Hopkins, 4 other hospitals win rate increases

State grants upgrades for 2 Harford facilities, 2 on Eastern Shore

October 04, 2001|By M. William Salganik | M. William Salganik,SUN STAFF

State hospital rate regulators approved a temporary rate increase yesterday for Johns Hopkins Hospital and permanent rate boosts for four other hospitals, including Harford County's Upper Chesapeake Medical Center, which ran into unexpected financial difficulties after its opening nearly a year ago.

Harbor Hospital Center in South Baltimore was also seeking higher rates, but the Health Services Cost Review Commission staff recommended a 2.02 percent cut. The hospital requested a hearing to challenge the recommendation.

The flurry of rate reviews reflects declining hospital margins after several years of tight controls on rates, regulators and hospital officials said.

The commission grants across-the-board increases based on inflation. Beyond that, any of the state's 52 hospitals can ask for a raise in rates based on their own financial information.

The commission decides on rate requests after comparing the hospitals' charges to those at similar institutions.

Such individual rate reviews have been relatively rare. But in addition to those considered at yesterday's meeting, eight more are pending, Robert Murray, executive director of the commission, said.

Larry Lawrence, a longtime vice president of the Maryland Hospital Association, said the "unprecedented amount" of individual hospital reviews came because "for three years, rates were dramatically depressed."

Before that, he said, there were few reviews because, "Hospitals didn't find themselves in such a dire position."

Murray said the commission will also be seeking to identify hospitals that charge more than their peers, with the goal of ordering some rate cuts. Given that, he said, hospitals should still be able to get an increase next year, although perhaps somewhat smaller than the rate of inflation.

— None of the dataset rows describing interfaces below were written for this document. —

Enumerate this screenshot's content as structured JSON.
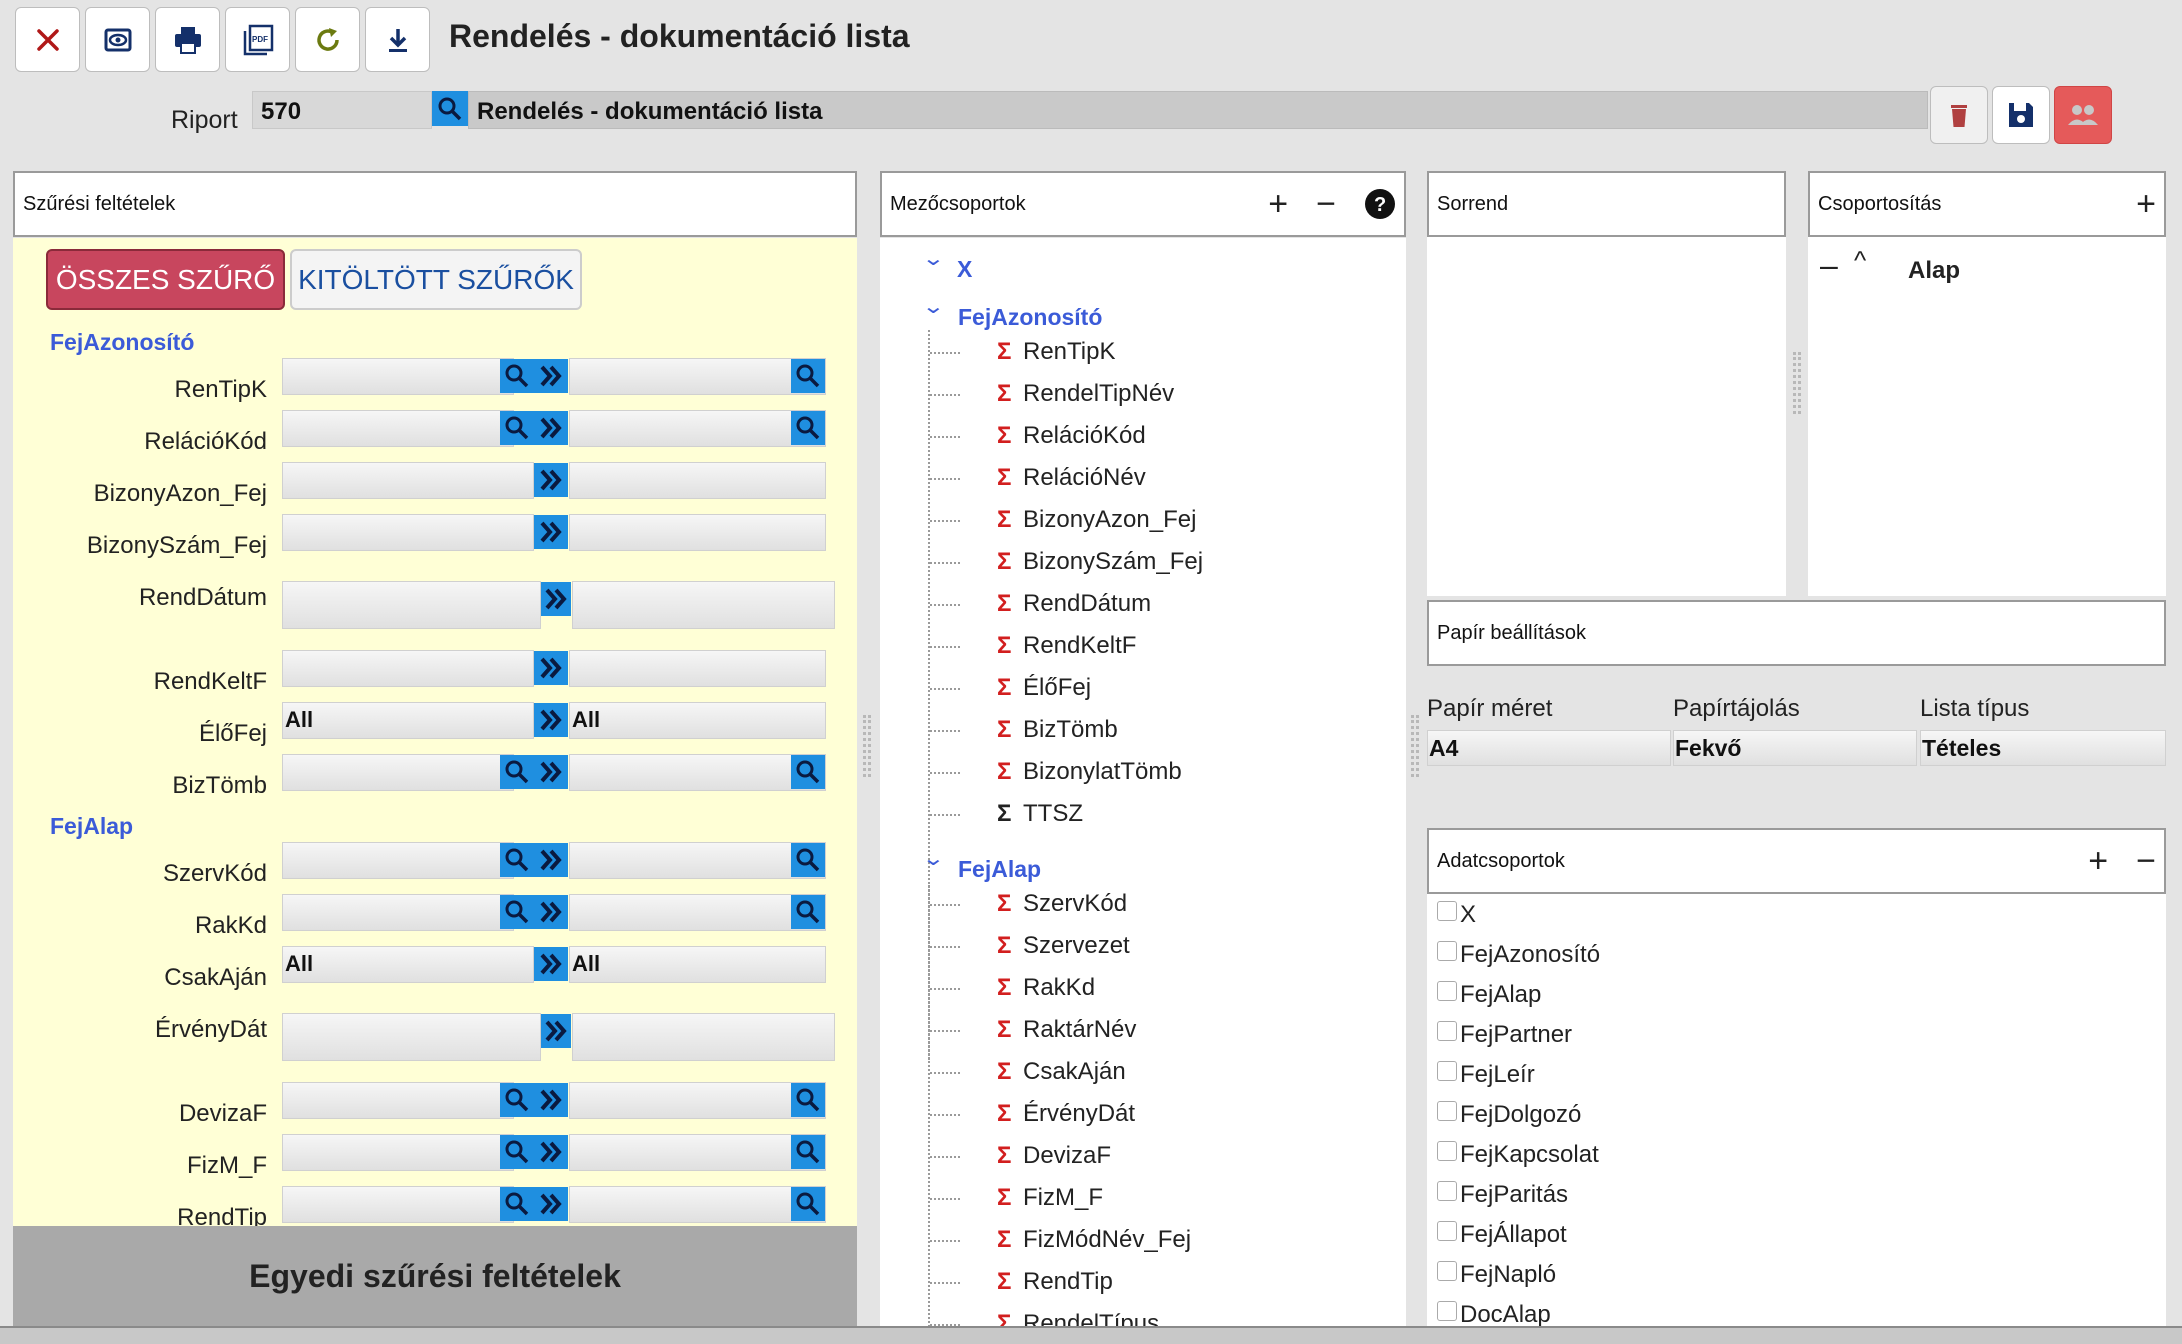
{
  "window": {
    "title": "Rendelés - dokumentáció lista"
  },
  "toolbar": {
    "buttons": [
      "close-icon",
      "eye-icon",
      "print-icon",
      "pdf-icon",
      "refresh-icon",
      "download-icon"
    ],
    "pdf_text": "PDF"
  },
  "riport": {
    "label": "Riport",
    "code": "570",
    "name": "Rendelés - dokumentáció lista"
  },
  "filters": {
    "header": "Szűrési feltételek",
    "btn_all": "ÖSSZES SZŰRŐ",
    "btn_filled": "KITÖLTÖTT SZŰRŐK",
    "group1": "FejAzonosító",
    "group2": "FejAlap",
    "rows": {
      "r1": {
        "label": "RenTipK"
      },
      "r2": {
        "label": "RelációKód"
      },
      "r3": {
        "label": "BizonyAzon_Fej"
      },
      "r4": {
        "label": "BizonySzám_Fej"
      },
      "r5": {
        "label": "RendDátum"
      },
      "r6": {
        "label": "RendKeltF"
      },
      "r7": {
        "label": "ÉlőFej",
        "left": "All",
        "right": "All"
      },
      "r8": {
        "label": "BizTömb"
      },
      "r9": {
        "label": "SzervKód"
      },
      "r10": {
        "label": "RakKd"
      },
      "r11": {
        "label": "CsakAján",
        "left": "All",
        "right": "All"
      },
      "r12": {
        "label": "ÉrvényDát"
      },
      "r13": {
        "label": "DevizaF"
      },
      "r14": {
        "label": "FizM_F"
      },
      "r15": {
        "label": "RendTip"
      }
    },
    "custom": "Egyedi szűrési feltételek"
  },
  "fields": {
    "header": "Mezőcsoportok",
    "group_x": "X",
    "group1": "FejAzonosító",
    "group1_items": [
      "RenTipK",
      "RendelTipNév",
      "RelációKód",
      "RelációNév",
      "BizonyAzon_Fej",
      "BizonySzám_Fej",
      "RendDátum",
      "RendKeltF",
      "ÉlőFej",
      "BizTömb",
      "BizonylatTömb",
      "TTSZ"
    ],
    "group2": "FejAlap",
    "group2_items": [
      "SzervKód",
      "Szervezet",
      "RakKd",
      "RaktárNév",
      "CsakAján",
      "ÉrvényDát",
      "DevizaF",
      "FizM_F",
      "FizMódNév_Fej",
      "RendTip",
      "RendelTípus"
    ]
  },
  "sort": {
    "header": "Sorrend"
  },
  "grouping": {
    "header": "Csoportosítás",
    "item": "Alap"
  },
  "paper": {
    "header": "Papír beállítások",
    "col1": "Papír méret",
    "col2": "Papírtájolás",
    "col3": "Lista típus",
    "val1": "A4",
    "val2": "Fekvő",
    "val3": "Tételes"
  },
  "datagroups": {
    "header": "Adatcsoportok",
    "items": [
      "X",
      "FejAzonosító",
      "FejAlap",
      "FejPartner",
      "FejLeír",
      "FejDolgozó",
      "FejKapcsolat",
      "FejParitás",
      "FejÁllapot",
      "FejNapló",
      "DocAlap"
    ]
  },
  "colors": {
    "accent_blue": "#1f8fe0",
    "group_blue": "#3b5bd8",
    "danger": "#c8465e",
    "filter_bg": "#ffffd6"
  }
}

In yesterday's actions, Hopkins got a 2.4 percent rate increase on top of a 1.1 percent temporary increase granted in April.

Murray said Hopkins should receive at least as much as the two temporary increases when it completes an application seeking a 7 percent boost this year and another 7 percent next year.

The temporary rates will remain in effect until the commission reviews the application for a permanent rate change, a process likely to take a few months.

The commission also agreed to let Upper Chesapeake retain a 5.7 percent temporary rate increase granted in May. That means the new hospital in Bel Air will be charging 3 percent above the average of its peer group for the next two years, to cover additional costs related to its move from Fallston and to a higher-than-expected patient load.

About a third of the amount charged over-average would be paid back in lower rates over the next few years.

Also approved was a 1.23 percent increase over current rates for Harford Memorial Hospital in Havre de Grace.

Lyle Sheldon, chief executive of Upper Chesapeake Health, which operates both Harford County hospitals, said the rate increases, plus cost reductions that included eliminating 158 jobs, should allow the hospital system to return to the black.

Memorial Hospital at Easton received a 2.33 percent increase. Dorchester General Hospital, in Cambridge, got an additional 1.96 percent.

Baltimore Sun Articles
|
|
|
Please note the green-lined linked article text has been applied commercially without any involvement from our newsroom editors, reporters or any other editorial staff.